The Acting Company, since its founding in 1972 with a parcel of stars-to-be from Juilliard’s then new theater department – including Patti LuPone, Kevin Kline and David Ogden Stiers – has become the foremost (and a Tony winning) touring company in the country. They have passed through Hampton Roads several times to the delight of many audiences, doing shows that included an adaptation of another Twain novel, Pudd’nhead Wilson, and numerous Shakespeare plays.

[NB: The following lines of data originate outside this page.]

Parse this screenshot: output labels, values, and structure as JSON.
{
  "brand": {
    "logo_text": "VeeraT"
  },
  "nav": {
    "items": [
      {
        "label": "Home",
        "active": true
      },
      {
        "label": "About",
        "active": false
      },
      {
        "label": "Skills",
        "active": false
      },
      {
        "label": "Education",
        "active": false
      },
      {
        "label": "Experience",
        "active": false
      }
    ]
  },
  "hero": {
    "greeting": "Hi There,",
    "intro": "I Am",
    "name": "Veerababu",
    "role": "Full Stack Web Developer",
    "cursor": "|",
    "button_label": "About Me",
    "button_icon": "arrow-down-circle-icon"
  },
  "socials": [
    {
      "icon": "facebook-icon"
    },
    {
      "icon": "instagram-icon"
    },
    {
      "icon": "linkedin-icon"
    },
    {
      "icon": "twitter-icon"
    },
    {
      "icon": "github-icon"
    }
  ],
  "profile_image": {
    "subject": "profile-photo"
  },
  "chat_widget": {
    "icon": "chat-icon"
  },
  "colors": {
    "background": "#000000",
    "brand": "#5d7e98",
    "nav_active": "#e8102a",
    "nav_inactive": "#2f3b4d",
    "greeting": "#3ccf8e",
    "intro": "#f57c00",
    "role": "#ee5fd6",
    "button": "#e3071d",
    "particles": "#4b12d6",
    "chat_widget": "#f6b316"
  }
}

They’re a repertory company. That means the same troupe of actors will do both shows. Not only are the same actors playing very different roles as they transition between Twain/Hatcher and Shakespeare, but many will play multiple characters in each show.
In Connecticut Yankee audiences will even see them change wigs, costume pieces and characters on stage as part of the comedy, Belknap mentions.
Macbeth’s stage director Devin Brain has pared the running time of Shakespeare’s shortest tragedy to 95 minutes, and uses a cast of just 10 actors.
While Twain’s novel is filled with commentary, and often cynical commentary at that, about industrialization and its effects on humans, and on systems of social classes, the play emphasises Twain’s wit, Belknap says. “He uses humor to tell truths.” Unlike much contemporary humor, Belknap says, Twin’s wit “goes beyond frivolity.”
Brain has some truly interesting insights into Macbeth, beginning with the underlying premise that “The horror of the story is a good man who makes a terrible choice and then damns himself further and further.”
“It’s a tragedy, not [about] a terrible person who does terrible things.”
Lady Macbeth, often seen as the ambitious villain of the piece, or as a malevolent force behind her husband, is neither. “She loves him; she wants something for him. Her ambition is for him, [she is] worried that he’s too good to achieve what he wants.”
“Lady Macbeth is not evil. She is just ruthless enough to do what she believes is necessary to make him what she believes he should be.”
This is not a radical insight, but Brain makes some especially noteworthy comments on her famous speech calling for the “spirits that tend on mortal thoughts” to remove her femininity so she can be more cruel.
He points out that not only does “she offer to give up her identity,” but that “she calls for spirits and no one comes.” In Shakespeare’s plays, he points out, “if Shakespeare wanted a spirit to appear, one did.”
Brain calls the three “weird sisters” who famously incant and prophesy Macbeth’s rise to power “not witches but spirits.” With unconventional but well supported logic, he says, “The character in the play who is a witch is Macbeth.”
His idea is that only Macbeth’s “language has power.” Macbeth alone can call down spirits or ghosts, even unwittingly and unwillingly. “Macbeth can say let it be dark and there will be darkness.”
Perhaps most interesting is Brian’s analysis of the partnership of Lord (Thane in Scottish terms) and Lady.
“While they are working in tandem, together, they almost make one good murder.” (Of King Duncan, that is.) “At least it’s practical and functional.”
Eventually, “they lose both practicality and morality.”
“We see them stop talking to each other, and that’s when things go really bad.” His “increasingly bad decisions cause more problems, [because] he does not run them past her.”
As a result, “She feels increasingly isolated,” entering “a hell of separation.”
But like Belknap, who says most directly of Connecticut Yankee, “It’s a lot of fun!” Brain wants potential audiences to know that “they can come [to Macbeth] and have fun!”
After all, as he says, “It’s fun to watch people try to hit each other with axes!”
The Acting Company
April 16, 7:30 p.m.
A Connecticut Yankee in King Arthur’s Court
April 17, 7:30 p.m.
Christopher Newport University’s Ferguson Center for the Arts
1-855-FERGTIX or 757-594-8752